A 79 year old Hispanic male with a past medical history of prostate cancer in remission, hypertension and hyperlipidemia presented with fever and left upper quadrant pain. The left upper quadrant pain began two weeks prior to presentation during an aggressive exercising session, was sharp and without radiation. Associated was five days of fever, for which he took left over Bactrim but due to the progression of his symptoms, presented to the emergency room for evaluation. He denied weight loss, shortness of breath or hemoptysis. A CT scan was performed and demonstrated a 1.3cm hypodense thyroid nodule, 4mm calcified granuloma, splenomegaly to 15cm, a wedge shaped defect posteriorly in the spleen suggestive of infarction and multiple small mediastinal, porta hepatitis, left hilar and axillary nodes. The patients was tested for hepatitis, HIV, hypercoagulable diseases, opportunistic infections and had a transesophageal echocardiogram, which were all unremarkable. Blood work demonstrated anemia with a hemoglobin of 8.1 g/dL and an LDH of 859 U/L. An axillary lymph node biopsy was performed as a possible malignancy remained in the differential and results later confirmed mantle cell lymphoma, a new primary neoplasm. He was subsequently discharged home with supportive care and Rituxan was initiated as an outpatient.

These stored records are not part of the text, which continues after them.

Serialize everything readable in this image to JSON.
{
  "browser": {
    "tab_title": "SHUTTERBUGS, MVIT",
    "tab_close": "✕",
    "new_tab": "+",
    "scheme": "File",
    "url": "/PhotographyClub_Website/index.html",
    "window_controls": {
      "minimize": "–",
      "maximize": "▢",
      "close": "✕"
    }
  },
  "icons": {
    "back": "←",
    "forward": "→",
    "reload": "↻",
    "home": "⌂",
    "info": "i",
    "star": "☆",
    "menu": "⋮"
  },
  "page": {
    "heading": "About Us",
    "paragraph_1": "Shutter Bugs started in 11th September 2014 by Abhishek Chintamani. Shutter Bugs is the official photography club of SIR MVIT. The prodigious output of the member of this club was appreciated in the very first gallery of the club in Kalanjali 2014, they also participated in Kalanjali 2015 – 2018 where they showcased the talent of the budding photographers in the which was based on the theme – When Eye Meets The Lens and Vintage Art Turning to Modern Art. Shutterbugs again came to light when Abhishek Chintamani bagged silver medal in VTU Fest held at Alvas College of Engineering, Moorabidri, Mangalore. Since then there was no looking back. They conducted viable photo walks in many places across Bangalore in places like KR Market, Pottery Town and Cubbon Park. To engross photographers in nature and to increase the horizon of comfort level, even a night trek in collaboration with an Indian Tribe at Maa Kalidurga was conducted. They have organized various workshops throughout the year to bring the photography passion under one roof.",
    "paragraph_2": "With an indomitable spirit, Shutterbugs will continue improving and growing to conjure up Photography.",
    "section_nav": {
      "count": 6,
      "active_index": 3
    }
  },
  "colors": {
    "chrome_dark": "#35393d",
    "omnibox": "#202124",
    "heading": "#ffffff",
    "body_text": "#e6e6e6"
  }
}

Splenic infarctions occur when the splenic artery or its sub-branches become occluded with an embolus. Clinical presentation includes acute left upper quadrant pain, fever, leukocytosis, nausea and vomiting. The differential diagnosis for a splenic artery infarction is vast and simple cases are managed with local symptomatic control and anticoagulation when indicated. It is important to diagnose the primary cause as the complications of splenic infarctions include abscess, splenic rupture and pseudocysts. In this patient’s case, his diagnostic workup on admission did not reveal a diagnosis. A lymph node biopsy was performed to evaluate for malignancy as there were multiple possible primary neoplasm sites and none of the lymph nodes met pathological criteria for lymphoma. The patient is currently doing well s/p diagnosis and treatment of his malignancy.
Splenic Infarcts are an uncommon phenomenon with a multitude of causes. It is vital to identify the cause of this phenomenon to prevent morbidity and mortality as it is usually the presentation of a larger disease entity.

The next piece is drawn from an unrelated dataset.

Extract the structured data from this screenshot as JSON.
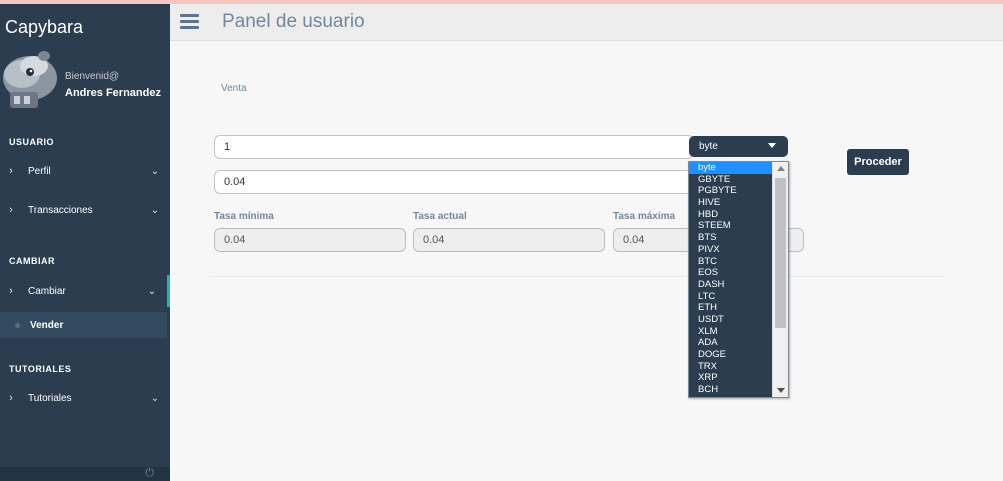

To cite this abstract:Chernyavsky S, Mecca J, Shrenselz J. Splenic Infarct As the Primary Presentation of Lymphoma. Abstract published at Hospital Medicine 2015, March 29-April 1, National Harbor, Md. Abstract 483. Journal of Hospital Medicine. 2015; 10 (suppl 2). https://www.shmabstracts.com/abstract/splenic-infarct-as-the-primary-presentation-of-lymphoma/. Accessed July 17, 2019.